Members of Rutland Improvement d/b/a The Lariat Bar LLC Board of Managers met on the afternoons of Sunday, October 23 and Monday, October 24, in The Lariat Bar building on Rutland’s Main Street to interview applicants for the Bar’s management position. A meeting of shareholders has been called for 7:00 p.m. on the evening of Thursday, October 27, at the Lariat Bar.

Mike Harris, accompanied by Mike’s brother, Andy Harris of this community, arrived in Rutland at 6:00 a.m. on Tuesday, October 25. Andy had flown from Fargo to Mesa AZ on Thursday, October 20, and met Mike there. Mike had started heading this way with his pickup and 5th wheel travel trailer from San Diego CA a few days earlier. On Monday, October 24, Mike & Andy were in Amarillo TX at 6:30 in the morning, and decided to drive as far north as they could make it that day. They kept driving, stopping only for fuel, and made it all the way to Rutland in one, long, day of driving. Mike is now fully retired from the U. S. Navy, and plans to get in some pheasant hunting around the old home town before moving on.

Meanwhile, Halloween, with ghouls, ghosts, goblins and prowling politicians is just around the corner. Monday, October 31, is the big day for the ghouls, ghosts and goblins, but the politicians have to wait until Tuesday, November 8, for their ship to come in, or sink, whichever it might be. President Biden and former President Trump are not on the ballot this year, but they are hovering over it like a couple of Charles Dicken’s ghosts. Many voters are not enamored of President Biden, but they sure don’t want to return to the mean spirited incivility, chaos, corruption and calumny of another Trump Presidency, either. In the U.S. House of Representatives, Americans will choose whether America’s toughest Grandma, Nancy Pelosi, will be wielding the gavel, or if the whimpering wavering, quivering & quavering Kevin McCarthy will take her spot at the Speaker’s Rostrum. In the Senate, the choice is whether the fast talking New Yorker, Sen. Chuck Schumer, or wily Kentuckian, Sen. Mitch McConnell, will be setting the agenda. Big choices for a big country. In North Dakota, another 2 years of control of the State by big oil and big money appear to be on the horizon. Well, as one pro-Union South Carolina politician said of his State just prior to the Civil War, more than 162 years ago, “It’s too small to be a republic, and too large to be an insane asylum.” Some things in the body politic, like a bad dinner, just have to work their way through the system.

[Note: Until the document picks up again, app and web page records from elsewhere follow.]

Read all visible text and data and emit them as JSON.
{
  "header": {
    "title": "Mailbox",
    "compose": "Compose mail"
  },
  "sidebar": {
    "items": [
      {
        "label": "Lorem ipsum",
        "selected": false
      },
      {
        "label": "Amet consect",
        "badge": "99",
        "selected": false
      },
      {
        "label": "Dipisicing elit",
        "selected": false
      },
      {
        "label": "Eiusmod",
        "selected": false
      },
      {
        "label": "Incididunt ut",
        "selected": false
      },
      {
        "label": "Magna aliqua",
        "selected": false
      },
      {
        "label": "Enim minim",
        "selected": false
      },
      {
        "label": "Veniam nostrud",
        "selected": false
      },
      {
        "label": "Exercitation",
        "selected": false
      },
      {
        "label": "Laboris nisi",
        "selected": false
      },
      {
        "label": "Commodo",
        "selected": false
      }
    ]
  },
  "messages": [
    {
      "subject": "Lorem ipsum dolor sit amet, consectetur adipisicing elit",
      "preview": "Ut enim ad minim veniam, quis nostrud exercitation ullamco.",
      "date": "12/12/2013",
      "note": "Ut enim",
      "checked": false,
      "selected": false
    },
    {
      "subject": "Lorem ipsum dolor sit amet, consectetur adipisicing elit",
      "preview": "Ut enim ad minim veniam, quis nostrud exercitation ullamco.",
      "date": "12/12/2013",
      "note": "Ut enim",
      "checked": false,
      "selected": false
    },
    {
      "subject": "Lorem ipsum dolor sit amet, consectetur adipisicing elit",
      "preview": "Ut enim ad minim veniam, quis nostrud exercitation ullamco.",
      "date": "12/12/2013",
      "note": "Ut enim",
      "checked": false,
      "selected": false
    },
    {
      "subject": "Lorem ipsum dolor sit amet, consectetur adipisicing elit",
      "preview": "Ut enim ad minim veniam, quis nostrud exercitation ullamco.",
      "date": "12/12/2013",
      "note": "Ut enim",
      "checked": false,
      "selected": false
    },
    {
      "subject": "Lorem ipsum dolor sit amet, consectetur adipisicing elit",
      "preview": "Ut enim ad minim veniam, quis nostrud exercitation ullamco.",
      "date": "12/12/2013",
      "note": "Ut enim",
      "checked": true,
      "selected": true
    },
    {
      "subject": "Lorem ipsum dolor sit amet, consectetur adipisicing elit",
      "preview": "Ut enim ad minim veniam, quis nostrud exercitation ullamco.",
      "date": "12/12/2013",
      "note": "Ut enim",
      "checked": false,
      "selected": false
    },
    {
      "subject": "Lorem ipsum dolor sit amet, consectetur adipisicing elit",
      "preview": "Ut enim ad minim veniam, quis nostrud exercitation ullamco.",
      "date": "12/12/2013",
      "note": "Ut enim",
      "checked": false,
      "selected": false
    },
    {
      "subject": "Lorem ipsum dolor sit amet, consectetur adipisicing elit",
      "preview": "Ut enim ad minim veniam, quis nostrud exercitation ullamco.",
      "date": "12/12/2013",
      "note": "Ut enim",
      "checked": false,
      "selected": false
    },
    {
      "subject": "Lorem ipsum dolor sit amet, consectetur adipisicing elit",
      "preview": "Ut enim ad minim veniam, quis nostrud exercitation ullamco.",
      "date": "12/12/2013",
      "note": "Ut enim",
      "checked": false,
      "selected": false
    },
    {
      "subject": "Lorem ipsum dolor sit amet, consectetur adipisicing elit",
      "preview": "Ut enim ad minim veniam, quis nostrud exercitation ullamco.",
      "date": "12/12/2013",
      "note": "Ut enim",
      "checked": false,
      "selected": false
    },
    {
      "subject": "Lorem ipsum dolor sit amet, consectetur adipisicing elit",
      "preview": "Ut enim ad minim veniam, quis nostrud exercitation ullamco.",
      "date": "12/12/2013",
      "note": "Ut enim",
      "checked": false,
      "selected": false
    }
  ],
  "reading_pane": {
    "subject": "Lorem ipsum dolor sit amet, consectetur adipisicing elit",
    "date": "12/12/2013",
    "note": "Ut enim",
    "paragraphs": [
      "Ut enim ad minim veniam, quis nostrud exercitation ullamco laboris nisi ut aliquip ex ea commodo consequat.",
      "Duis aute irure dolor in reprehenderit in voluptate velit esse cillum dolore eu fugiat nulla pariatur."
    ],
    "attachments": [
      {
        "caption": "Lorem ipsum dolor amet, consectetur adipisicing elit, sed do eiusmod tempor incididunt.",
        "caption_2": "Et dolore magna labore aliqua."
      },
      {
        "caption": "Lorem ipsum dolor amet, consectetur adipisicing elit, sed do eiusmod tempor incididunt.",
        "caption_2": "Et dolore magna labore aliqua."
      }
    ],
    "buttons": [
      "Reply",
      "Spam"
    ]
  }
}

Well, that’s the news from Rutland for this week. For additional information about what’s going on in the little city that can, check out the community’s internet web site at www.rutlandnd.com and take a look at the Rutland Facebook page while you’re at it, too. Remember to patronize your local Post Office, and don’t forget to keep the pressure on the U.S. Postal Service and the North Dakota Congressional delegation to SAVE OUR POST OFFICE! Later.